In his initial townhall-style meeting with community members, Butler challenges the townspeople saying that if they are against natural gas, then they are for more oil and coal consumption, both dirtier alternatives. He adds that the only other option is to reduce our energy use, and, of course, nobody wants to consider that. This is the one positively revolutionary thought slipped into the film. For it would be utterly revolutionary to proceed on the premise that we could remake our society into one that ultimately does not depend on fossil fuels for energy. The first crucial step would be to reduce our energy consumption dramatically. And, we actually know how to do this, both by adjusting our behavior and through existing technology. Optimists love to tout technology when talking about increasing the energy supply. They seem to forget that that same technological prowess can and should be focused on reducing our energy consumption. But then no oil and gas company can make a profit on that.
Will you be entertained by Promised Land? I was and I think an open-minded moviegoer will have much to enjoy in this film. The acting is excellent, the characters are well-developed, and the plot has enough twists to keep the audience interested. The script is a little heavy-handed in places. But keep in mind that this film is as much about an issue as it is about the characters. If the characters never talked about or defined the issue as carefully as they do, then Promised Land might still be a good film. But it would not be an issue-oriented film which is part of its appeal.
The reaction from the natural gas industry has been as predictable as it has been puzzling.

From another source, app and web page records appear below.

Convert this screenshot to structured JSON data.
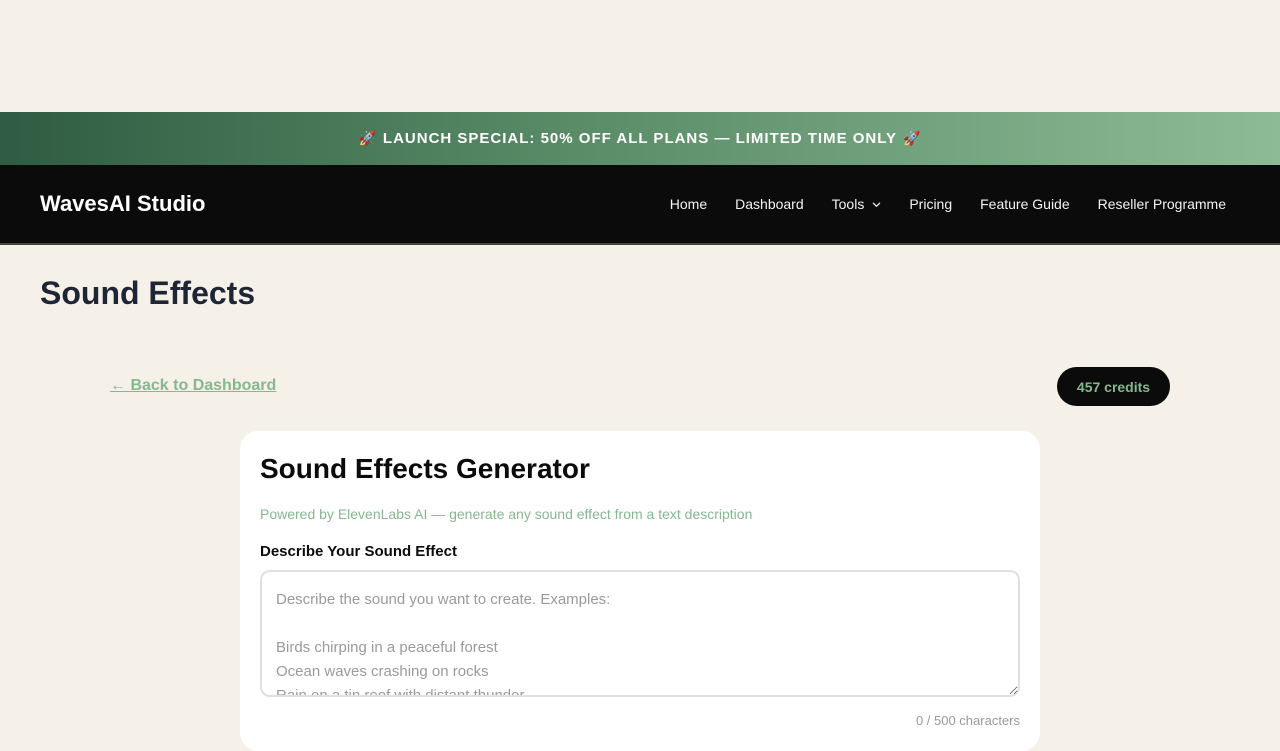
{
  "promo": {
    "icon_left": "rocket-icon",
    "icon_right": "rocket-icon",
    "text": "LAUNCH SPECIAL: 50% OFF ALL PLANS — LIMITED TIME ONLY"
  },
  "nav": {
    "brand": "WavesAI Studio",
    "links": {
      "home": "Home",
      "dashboard": "Dashboard",
      "tools": "Tools",
      "pricing": "Pricing",
      "feature_guide": "Feature Guide",
      "reseller": "Reseller Programme"
    },
    "tools_icon": "chevron-down-icon"
  },
  "page": {
    "title": "Sound Effects",
    "back_link": "← Back to Dashboard",
    "credits": "457 credits"
  },
  "generator": {
    "title": "Sound Effects Generator",
    "subtitle": "Powered by ElevenLabs AI — generate any sound effect from a text description",
    "field_label": "Describe Your Sound Effect",
    "placeholder": "Describe the sound you want to create. Examples:\n\nBirds chirping in a peaceful forest\nOcean waves crashing on rocks\nRain on a tin roof with distant thunder",
    "value": "",
    "char_count": "0 / 500 characters"
  },
  "colors": {
    "background": "#f5f0e8",
    "navbar": "#0b0b0b",
    "accent_green": "#85b88f",
    "title_navy": "#1e2535",
    "promo_start": "#2f5c42",
    "promo_end": "#8dbb95"
  }
}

By launching an all-out smear campaign, they are only helping to make Promised Land a must-see movie for 2013. Everyone will want to know what all the fuss is about, even those who have no strong feelings one way or another about fracking and natural gas. Those who do see the movie will certainly have more questions about the motives and veracity of the industry than before.

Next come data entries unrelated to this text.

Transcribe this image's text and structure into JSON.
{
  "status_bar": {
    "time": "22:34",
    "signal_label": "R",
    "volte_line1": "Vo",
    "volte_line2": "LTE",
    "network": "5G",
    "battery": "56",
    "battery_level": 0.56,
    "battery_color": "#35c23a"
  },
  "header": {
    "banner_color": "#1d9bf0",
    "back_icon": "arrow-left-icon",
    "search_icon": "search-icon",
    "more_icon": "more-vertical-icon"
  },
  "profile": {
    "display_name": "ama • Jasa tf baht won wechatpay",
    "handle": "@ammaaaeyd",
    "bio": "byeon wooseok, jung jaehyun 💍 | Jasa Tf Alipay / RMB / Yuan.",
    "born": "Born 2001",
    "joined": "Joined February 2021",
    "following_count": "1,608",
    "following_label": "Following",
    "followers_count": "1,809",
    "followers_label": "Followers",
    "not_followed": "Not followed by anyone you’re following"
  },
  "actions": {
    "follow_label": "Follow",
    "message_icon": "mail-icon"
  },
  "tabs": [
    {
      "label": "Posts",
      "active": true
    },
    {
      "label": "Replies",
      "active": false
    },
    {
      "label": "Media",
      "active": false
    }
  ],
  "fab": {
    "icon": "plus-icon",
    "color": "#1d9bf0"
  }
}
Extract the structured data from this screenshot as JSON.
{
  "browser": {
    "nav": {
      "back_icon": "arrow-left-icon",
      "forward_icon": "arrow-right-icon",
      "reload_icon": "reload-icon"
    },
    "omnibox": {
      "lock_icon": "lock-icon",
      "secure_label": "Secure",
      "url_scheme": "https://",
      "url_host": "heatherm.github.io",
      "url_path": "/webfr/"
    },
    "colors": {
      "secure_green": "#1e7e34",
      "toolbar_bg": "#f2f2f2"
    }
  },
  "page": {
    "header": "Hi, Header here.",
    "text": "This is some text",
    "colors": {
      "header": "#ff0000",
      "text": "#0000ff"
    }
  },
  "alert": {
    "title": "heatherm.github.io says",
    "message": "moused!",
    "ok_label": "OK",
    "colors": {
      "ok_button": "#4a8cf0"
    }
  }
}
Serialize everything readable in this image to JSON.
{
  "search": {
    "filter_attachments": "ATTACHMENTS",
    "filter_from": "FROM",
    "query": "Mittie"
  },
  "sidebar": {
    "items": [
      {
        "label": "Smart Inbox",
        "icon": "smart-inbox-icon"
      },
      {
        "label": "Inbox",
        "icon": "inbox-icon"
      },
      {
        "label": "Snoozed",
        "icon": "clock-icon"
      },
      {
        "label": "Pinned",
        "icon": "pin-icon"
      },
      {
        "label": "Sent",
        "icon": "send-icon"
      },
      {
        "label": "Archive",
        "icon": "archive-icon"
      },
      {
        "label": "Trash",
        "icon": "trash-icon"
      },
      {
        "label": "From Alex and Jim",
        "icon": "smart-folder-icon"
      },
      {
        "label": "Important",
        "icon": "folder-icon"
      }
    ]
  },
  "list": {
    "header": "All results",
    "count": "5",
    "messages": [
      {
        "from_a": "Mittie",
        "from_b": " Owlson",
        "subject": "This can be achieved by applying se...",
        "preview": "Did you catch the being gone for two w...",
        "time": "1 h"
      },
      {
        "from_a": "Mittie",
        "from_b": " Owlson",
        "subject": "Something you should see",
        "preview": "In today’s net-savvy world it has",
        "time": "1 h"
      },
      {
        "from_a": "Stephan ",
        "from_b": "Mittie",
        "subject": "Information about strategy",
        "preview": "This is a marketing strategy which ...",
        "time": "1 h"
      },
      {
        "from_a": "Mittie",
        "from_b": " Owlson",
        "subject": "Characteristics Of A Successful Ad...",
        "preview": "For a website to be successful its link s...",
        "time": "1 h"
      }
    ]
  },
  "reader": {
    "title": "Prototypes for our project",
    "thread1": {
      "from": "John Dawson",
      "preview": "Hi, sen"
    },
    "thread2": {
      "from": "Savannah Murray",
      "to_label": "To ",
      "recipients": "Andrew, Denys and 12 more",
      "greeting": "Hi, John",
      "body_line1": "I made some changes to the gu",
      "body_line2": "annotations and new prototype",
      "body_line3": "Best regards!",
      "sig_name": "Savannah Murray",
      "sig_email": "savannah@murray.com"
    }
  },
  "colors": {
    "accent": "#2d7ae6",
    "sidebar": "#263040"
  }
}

But the natural gas industry continues to be extraordinarily foolish in its handling of the media and completely idiotic in its reaction to environmental and health concerns. Instead of ignoring critics in the media, the industry has vilified them, thereby making them even more visible to the public. Instead of vowing to address environmental and health concerns with some kind of credible industry-wide standards, the industry has dismissed those concerns as imaginary, making the public all the more distrustful.
With that kind of track record, the producers of Promised Land should be thanking the natural gas industry for all the free publicity and for elevating what might otherwise have been an obscure, low-budget film into a contender for socially conscious movie-of-the-year–one that will now be labeled mandatory viewing for all right-minded people.
Kurt Cobb is an author, speaker, and columnist focusing on energy and the environment. He is a regular contributor to the Energy Voices section of The Christian Science Monitor and author of the peak-oil-themed novel Prelude. In addition, he writes columns for the Paris-based science news site Scitizen, and his work has been featured on Energy Bulletin, The Oil Drum, OilPrice.com, Econ Matters, Peak Oil Review, 321energy, Common Dreams, Le Monde Diplomatique and many other sites. He maintains a blog called Resource Insights and can be contacted at email@example.com.